As Kelly explains, it was a massive moment for Kiladangan to turn over Seamus Callanan’s Drom & Inch at the quarter-final stage.
Last year, the same opponents put five goals past them and won comfortably.
However, this Kiladangan story dates back to when Kelly took over the intermediate team in February 2000.
“We hadn’t won an intermediate game in three years,” he recalls. “Then we made our first north final in a long number of years in 2001.
“The core of that team was made up of the team from the minor B county final in 1998, the likes of Hugh Flannery, Gerry Slattery, Tommy Connors, Dan Hackett, our lynchpin, who is manager of the team now, but you have a new crop coming through and last year’s U21s are very, very good lads.”
In Kelly’s first year at the helm, Kiladangan lost to Templederry in a north semi-final, but they were back a year later to see off Kilruane MacDonagh’s.
In 2002, they won the north title again, beating Newport, but Kelly stepped aside in 2003 to take over the Tipperary intermediates.
In 2004, he was back in charge again and Kiladangan won the Tipperary and Munster intermediate titles, before winning the All-Ireland club title the following spring. He stepped away again after that, but returned in 2008, and Kiladangan won the north senior hurling title.

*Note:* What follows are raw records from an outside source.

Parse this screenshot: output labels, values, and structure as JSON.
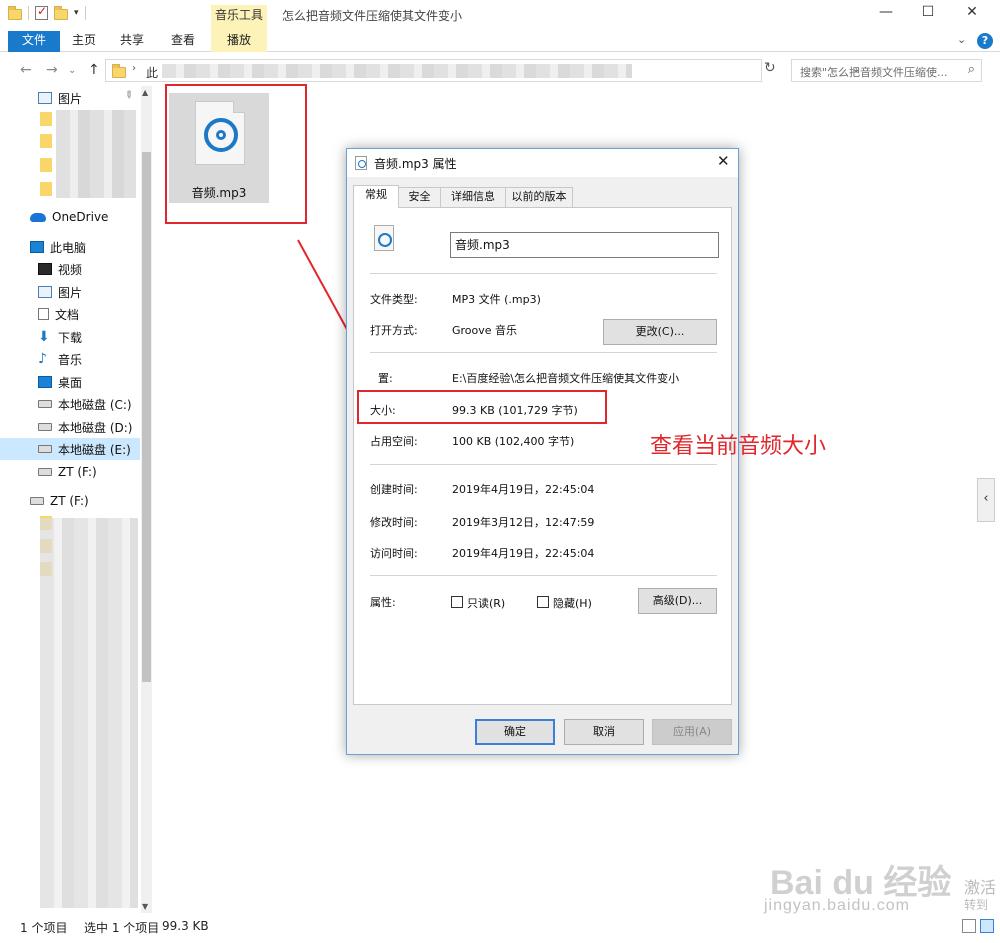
{
  "window": {
    "title": "怎么把音频文件压缩使其文件变小",
    "contextual_tab_group": "音乐工具",
    "controls": {
      "minimize": "—",
      "maximize": "☐",
      "close": "✕"
    }
  },
  "ribbon": {
    "tabs": [
      "文件",
      "主页",
      "共享",
      "查看",
      "播放"
    ],
    "collapse_glyph": "⌄",
    "help_glyph": "?"
  },
  "address": {
    "path_prefix": "此",
    "search_placeholder": "搜索\"怎么把音频文件压缩使...",
    "nav": {
      "back": "←",
      "forward": "→",
      "up": "↑",
      "dropdown": "⌄",
      "refresh": "↻",
      "recent": "⌄"
    }
  },
  "nav_pane": {
    "quick_access": [
      {
        "label": "图片",
        "icon": "pictures-icon"
      }
    ],
    "onedrive": "OneDrive",
    "this_pc": "此电脑",
    "pc_items": [
      {
        "label": "视频",
        "icon": "video-icon"
      },
      {
        "label": "图片",
        "icon": "pictures-icon"
      },
      {
        "label": "文档",
        "icon": "document-icon"
      },
      {
        "label": "下载",
        "icon": "download-icon"
      },
      {
        "label": "音乐",
        "icon": "music-icon"
      },
      {
        "label": "桌面",
        "icon": "desktop-icon"
      },
      {
        "label": "本地磁盘 (C:)",
        "icon": "drive-icon"
      },
      {
        "label": "本地磁盘 (D:)",
        "icon": "drive-icon"
      },
      {
        "label": "本地磁盘 (E:)",
        "icon": "drive-icon",
        "selected": true
      },
      {
        "label": "ZT (F:)",
        "icon": "drive-icon"
      }
    ],
    "removable": "ZT (F:)"
  },
  "file": {
    "name": "音频.mp3"
  },
  "status": {
    "item_count": "1 个项目",
    "selected": "选中 1 个项目",
    "size": "99.3 KB"
  },
  "dialog": {
    "title": "音频.mp3 属性",
    "tabs": [
      "常规",
      "安全",
      "详细信息",
      "以前的版本"
    ],
    "filename": "音频.mp3",
    "file_type_label": "文件类型:",
    "file_type": "MP3 文件 (.mp3)",
    "open_with_label": "打开方式:",
    "open_with": "Groove 音乐",
    "change_button": "更改(C)...",
    "location_label": "置:",
    "location": "E:\\百度经验\\怎么把音频文件压缩使其文件变小",
    "size_label": "大小:",
    "size": "99.3 KB (101,729 字节)",
    "disk_size_label": "占用空间:",
    "disk_size": "100 KB (102,400 字节)",
    "created_label": "创建时间:",
    "created": "2019年4月19日，22:45:04",
    "modified_label": "修改时间:",
    "modified": "2019年3月12日，12:47:59",
    "accessed_label": "访问时间:",
    "accessed": "2019年4月19日，22:45:04",
    "attributes_label": "属性:",
    "readonly_label": "只读(R)",
    "hidden_label": "隐藏(H)",
    "advanced_button": "高级(D)...",
    "ok_button": "确定",
    "cancel_button": "取消",
    "apply_button": "应用(A)"
  },
  "annotation": "查看当前音频大小",
  "watermark": {
    "brand": "Bai du 经验",
    "url": "jingyan.baidu.com",
    "activate": "激活",
    "goto": "转到"
  },
  "colors": {
    "accent": "#1979ca",
    "annotation_red": "#e2262b",
    "context_tab": "#fdf3b8",
    "selection": "#cce8ff"
  }
}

“Anywhere I go, I have blue and gold in my veins,” says Kelly, smiling.
“I’d die for my club. I hurled with them for 20 years. I have no medals to show for it but was fortunate enough to be involved with the lads when they made the breakthrough. These fellas were a very honest bunch of guys and worked very, very hard, from being non-competitive in B and C hurling to competitive in A. They’re very competitive in north Tipperary underage competitions, but the right structures are in place.”
Darragh Egan, a member of Tipperary’s 2010 All-Ireland senior hurling winning squad, is currently centre forward on the Kiladangan team, but he’s also teaching locally, and helping to nurture the next generation.
It’s an important link, as Kiladangan aim to get things right on and off the pitch to help ensure long-lasting success.
Kelly is proud of the fact that during the mid-2000s, an extremely progressive adult committee was in place and developments continue to this very day.
Michael ‘Spike’ Nolan and Seamus Hayes, both deceased, were heavily involved as Kiladangan officials bought land adjoining their existing pitch. New dressing rooms and a meeting room were constructed, followed by a second pitch, floodlights and a stand.
Originally, a huge slope was one of the more obvious features of the Kiladangan, pitch but that was levelled and the once famous ‘hill’ is no longer an advantage for either team. A hurling wall and sand-based pitch are testament to the club’s efforts and permission has been sought for an indoor training complex, the next project on the horizon.
Kelly estimates that the work carried out to date has cost somewhere in the region of €500,000, but Kiladangan aren’t planning on moving the construction men out any time soon.
Kelly recalls that Liam Flannery was chairman in 2004 — “the man that put the framework around the facilities at the minute” — while the current club chairman is Michael Ryan, one of Kelly’s former corner-backs.
At underage level, Kelly namechecks Anthony Sherlock and Kevin Connolly as men putting in the hard yards, while local publican Niall McGrath has been the club’s sponsor for well over a decade.
“Even when we were developing our facilities, Niall would have looked after visiting teams with tea and sandwiches,” said Kelly.
It’s very much a team effort in Kiladangan and, tomorrow, Kelly’s old soldiers, men like Hugh Flannery, Egan, Connors and Slattery, will hope to write the next chapter. Keep this up and soon, there’ll be songs written about them.